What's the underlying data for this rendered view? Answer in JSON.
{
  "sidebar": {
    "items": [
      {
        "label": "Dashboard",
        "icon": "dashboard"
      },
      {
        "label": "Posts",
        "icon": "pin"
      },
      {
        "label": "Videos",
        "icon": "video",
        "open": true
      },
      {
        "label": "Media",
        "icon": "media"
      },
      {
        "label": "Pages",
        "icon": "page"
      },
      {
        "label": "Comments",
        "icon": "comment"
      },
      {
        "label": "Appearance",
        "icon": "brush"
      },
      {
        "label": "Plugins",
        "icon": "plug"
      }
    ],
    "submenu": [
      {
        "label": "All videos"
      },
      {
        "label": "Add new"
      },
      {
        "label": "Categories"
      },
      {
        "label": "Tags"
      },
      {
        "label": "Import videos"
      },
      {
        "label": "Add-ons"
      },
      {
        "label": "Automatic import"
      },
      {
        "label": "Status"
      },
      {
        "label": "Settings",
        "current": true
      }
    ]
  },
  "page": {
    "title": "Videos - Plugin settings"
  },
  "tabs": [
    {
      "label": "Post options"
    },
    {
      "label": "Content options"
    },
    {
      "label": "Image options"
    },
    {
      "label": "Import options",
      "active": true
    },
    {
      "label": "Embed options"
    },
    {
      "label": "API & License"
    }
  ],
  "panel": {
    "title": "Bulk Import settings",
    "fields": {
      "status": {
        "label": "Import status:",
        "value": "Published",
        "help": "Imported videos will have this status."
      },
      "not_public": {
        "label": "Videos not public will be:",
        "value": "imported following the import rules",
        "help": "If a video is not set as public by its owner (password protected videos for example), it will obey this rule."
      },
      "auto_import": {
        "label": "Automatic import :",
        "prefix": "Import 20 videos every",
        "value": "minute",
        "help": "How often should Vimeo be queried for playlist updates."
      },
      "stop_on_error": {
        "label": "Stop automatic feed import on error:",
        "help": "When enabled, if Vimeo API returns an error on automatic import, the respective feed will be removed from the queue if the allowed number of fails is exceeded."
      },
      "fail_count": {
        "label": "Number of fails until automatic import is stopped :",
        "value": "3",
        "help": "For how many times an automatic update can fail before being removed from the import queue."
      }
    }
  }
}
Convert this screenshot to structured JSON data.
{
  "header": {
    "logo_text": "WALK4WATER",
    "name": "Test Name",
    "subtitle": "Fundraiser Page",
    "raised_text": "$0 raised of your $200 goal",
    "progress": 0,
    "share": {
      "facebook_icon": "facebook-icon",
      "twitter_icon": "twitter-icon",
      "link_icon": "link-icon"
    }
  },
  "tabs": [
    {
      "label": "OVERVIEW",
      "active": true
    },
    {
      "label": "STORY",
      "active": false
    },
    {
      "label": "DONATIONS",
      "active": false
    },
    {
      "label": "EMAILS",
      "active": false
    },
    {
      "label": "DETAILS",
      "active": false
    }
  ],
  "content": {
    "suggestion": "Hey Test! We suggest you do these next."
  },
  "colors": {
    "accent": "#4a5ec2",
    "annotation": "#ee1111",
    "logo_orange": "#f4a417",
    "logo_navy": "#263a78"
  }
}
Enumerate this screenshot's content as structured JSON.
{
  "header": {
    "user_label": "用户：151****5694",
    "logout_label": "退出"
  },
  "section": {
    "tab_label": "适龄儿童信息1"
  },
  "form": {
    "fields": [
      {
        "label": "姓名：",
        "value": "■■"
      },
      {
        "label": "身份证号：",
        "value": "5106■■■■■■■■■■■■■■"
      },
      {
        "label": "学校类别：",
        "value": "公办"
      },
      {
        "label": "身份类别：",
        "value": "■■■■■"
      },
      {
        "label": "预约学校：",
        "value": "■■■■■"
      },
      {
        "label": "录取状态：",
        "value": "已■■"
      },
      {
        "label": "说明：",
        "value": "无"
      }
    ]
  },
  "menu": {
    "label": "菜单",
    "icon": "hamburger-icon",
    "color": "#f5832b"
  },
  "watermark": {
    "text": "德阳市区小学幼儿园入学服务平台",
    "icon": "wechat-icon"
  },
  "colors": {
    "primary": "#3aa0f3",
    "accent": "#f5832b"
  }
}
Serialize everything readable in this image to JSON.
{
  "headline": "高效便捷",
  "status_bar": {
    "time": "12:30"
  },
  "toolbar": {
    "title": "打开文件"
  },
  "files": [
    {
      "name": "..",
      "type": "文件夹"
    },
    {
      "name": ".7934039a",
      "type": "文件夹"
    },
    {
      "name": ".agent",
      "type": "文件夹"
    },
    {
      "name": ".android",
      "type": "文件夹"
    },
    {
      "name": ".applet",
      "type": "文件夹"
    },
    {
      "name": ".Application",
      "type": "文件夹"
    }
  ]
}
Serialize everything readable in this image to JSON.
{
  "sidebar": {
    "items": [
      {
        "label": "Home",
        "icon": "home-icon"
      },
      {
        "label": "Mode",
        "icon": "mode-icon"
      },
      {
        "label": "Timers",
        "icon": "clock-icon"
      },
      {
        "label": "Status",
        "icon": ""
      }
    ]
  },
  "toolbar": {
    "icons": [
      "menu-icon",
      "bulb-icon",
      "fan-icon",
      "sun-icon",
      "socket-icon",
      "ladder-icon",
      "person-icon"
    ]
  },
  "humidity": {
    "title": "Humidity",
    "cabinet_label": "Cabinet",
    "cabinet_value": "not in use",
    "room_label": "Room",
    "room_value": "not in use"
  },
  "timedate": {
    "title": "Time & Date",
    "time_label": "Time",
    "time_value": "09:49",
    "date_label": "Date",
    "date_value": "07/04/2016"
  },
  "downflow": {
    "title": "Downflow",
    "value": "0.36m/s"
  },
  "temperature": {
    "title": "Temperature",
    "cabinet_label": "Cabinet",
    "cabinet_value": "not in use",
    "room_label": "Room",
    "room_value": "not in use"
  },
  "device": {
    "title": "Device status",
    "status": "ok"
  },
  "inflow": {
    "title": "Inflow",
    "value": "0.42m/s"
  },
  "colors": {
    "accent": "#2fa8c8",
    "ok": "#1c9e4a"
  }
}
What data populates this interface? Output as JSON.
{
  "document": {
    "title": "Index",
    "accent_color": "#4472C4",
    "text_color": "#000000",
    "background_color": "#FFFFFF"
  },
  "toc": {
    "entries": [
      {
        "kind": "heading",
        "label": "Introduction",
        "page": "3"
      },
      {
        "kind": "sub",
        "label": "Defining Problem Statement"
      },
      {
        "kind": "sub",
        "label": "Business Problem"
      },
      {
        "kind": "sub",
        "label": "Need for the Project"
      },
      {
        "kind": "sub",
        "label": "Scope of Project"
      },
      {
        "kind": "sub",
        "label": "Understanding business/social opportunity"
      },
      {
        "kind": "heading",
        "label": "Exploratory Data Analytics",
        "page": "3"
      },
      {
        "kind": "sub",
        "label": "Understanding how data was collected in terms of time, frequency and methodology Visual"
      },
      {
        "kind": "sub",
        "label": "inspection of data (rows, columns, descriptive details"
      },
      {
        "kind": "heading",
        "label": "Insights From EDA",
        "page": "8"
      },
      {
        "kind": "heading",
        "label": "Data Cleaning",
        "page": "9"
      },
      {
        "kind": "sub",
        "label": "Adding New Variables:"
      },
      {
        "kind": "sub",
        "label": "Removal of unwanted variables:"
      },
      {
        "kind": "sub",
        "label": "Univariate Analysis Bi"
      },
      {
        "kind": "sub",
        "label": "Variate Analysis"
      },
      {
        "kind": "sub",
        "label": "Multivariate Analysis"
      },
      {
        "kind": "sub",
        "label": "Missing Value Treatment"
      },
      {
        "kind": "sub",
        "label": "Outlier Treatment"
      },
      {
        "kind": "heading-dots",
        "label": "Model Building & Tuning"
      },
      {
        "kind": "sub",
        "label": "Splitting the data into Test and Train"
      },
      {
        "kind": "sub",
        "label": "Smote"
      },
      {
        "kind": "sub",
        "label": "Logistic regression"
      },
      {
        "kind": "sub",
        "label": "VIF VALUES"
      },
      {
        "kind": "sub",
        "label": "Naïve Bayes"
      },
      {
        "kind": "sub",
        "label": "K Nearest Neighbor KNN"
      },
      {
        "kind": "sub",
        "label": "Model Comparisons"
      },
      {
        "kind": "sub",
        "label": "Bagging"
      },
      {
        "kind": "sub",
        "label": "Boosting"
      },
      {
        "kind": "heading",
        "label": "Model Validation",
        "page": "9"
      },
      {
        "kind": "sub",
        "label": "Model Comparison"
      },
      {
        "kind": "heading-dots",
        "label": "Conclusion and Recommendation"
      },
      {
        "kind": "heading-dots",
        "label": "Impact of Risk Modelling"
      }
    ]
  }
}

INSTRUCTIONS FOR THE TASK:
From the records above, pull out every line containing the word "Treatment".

REPLY TO THE TASK:
        "label": "Missing Value Treatment"
        "label": "Outlier Treatment"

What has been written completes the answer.